You have successfully created interest from an employer with your CV, impressed them during interviews and negotiated a salary and benefits package that reflects your capabilities. You have received written confirmation of a job offer and have handed in your letter of resignation to your current employer.
So how do you prepare for the possibility that your resignation might be met with a counter offer from your employer who doesn’t want to lose the skills and experience you have brought to your existing role?
When handing in your resignation, consider what will go through the mind of your Manager. If they see your resignation as a dramatic inconvenience to them, the likelihood of them making a counter offer will undoubtedly increase.
If you have formed emotional attachments with current work colleagues, it can be even more difficult to make the move to another company and might increase the appeal of accepting a counter offer. However, it is important to remember that moving rarely requires ceasing all contact with the people you have formed friendships with. When considering a counter offer, ask yourself the following questions:
Remember why your new position appealed initially and think about the opportunity you will be missing by accepting a counter offer.
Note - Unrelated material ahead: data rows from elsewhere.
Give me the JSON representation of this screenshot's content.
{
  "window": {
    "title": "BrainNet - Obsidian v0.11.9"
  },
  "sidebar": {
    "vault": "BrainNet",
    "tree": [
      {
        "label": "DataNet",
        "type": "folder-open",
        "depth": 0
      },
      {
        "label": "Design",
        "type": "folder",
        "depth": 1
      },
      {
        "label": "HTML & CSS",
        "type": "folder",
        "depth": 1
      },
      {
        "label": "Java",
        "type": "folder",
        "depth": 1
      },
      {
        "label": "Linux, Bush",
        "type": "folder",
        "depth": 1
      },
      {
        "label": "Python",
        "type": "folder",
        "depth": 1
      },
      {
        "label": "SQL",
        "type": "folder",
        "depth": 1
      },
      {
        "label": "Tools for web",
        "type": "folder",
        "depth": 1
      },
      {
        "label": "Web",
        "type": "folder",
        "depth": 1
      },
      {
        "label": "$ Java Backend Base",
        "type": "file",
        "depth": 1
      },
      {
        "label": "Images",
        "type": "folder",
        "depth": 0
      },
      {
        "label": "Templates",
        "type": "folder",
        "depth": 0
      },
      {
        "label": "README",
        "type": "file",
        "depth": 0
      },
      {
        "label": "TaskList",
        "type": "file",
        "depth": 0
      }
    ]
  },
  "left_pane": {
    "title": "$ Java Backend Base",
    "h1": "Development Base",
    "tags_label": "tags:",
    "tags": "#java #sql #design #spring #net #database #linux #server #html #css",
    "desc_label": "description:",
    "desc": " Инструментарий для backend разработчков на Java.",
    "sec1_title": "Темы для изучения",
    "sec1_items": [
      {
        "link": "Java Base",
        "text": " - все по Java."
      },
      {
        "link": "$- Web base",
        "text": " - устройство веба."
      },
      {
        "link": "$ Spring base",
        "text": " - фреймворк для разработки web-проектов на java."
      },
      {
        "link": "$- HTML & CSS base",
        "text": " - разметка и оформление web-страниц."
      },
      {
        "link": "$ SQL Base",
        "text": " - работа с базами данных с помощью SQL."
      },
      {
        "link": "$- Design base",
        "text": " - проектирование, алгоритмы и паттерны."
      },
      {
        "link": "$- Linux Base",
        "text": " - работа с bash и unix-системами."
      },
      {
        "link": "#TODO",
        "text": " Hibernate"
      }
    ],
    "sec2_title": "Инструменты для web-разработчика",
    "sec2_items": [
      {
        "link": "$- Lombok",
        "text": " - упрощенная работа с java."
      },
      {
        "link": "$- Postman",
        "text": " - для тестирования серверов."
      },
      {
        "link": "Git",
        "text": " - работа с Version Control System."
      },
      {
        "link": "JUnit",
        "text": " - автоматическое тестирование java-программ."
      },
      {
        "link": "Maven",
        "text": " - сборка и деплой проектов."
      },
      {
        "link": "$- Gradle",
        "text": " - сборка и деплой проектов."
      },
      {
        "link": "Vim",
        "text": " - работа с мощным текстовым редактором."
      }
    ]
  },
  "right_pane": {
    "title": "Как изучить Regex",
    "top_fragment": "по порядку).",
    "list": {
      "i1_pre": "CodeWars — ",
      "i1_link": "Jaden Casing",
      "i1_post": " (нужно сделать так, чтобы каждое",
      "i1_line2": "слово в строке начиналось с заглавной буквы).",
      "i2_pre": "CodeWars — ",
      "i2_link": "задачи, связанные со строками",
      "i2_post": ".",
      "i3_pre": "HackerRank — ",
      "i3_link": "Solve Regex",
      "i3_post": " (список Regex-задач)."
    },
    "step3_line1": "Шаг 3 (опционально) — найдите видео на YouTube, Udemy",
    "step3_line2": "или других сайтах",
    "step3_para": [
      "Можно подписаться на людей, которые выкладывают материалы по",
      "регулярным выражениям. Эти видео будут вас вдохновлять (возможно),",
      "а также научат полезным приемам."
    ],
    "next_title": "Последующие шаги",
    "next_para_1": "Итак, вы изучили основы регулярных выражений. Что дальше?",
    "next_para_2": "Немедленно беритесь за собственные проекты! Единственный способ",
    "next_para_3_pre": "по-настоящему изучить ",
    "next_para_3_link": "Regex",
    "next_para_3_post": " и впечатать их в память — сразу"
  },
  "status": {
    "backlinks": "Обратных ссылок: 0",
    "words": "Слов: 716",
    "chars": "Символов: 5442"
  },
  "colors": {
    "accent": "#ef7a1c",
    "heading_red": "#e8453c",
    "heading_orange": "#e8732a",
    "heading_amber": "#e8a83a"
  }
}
It might be that the position is just better for you – whether it is more pay, greater opportunities, increased training, a shorter commute, flexible working, international travel, project diversity, pensions, healthcare or other such incentives, there are many reasons that could prompt a move but the importance of each depends on you as an individual.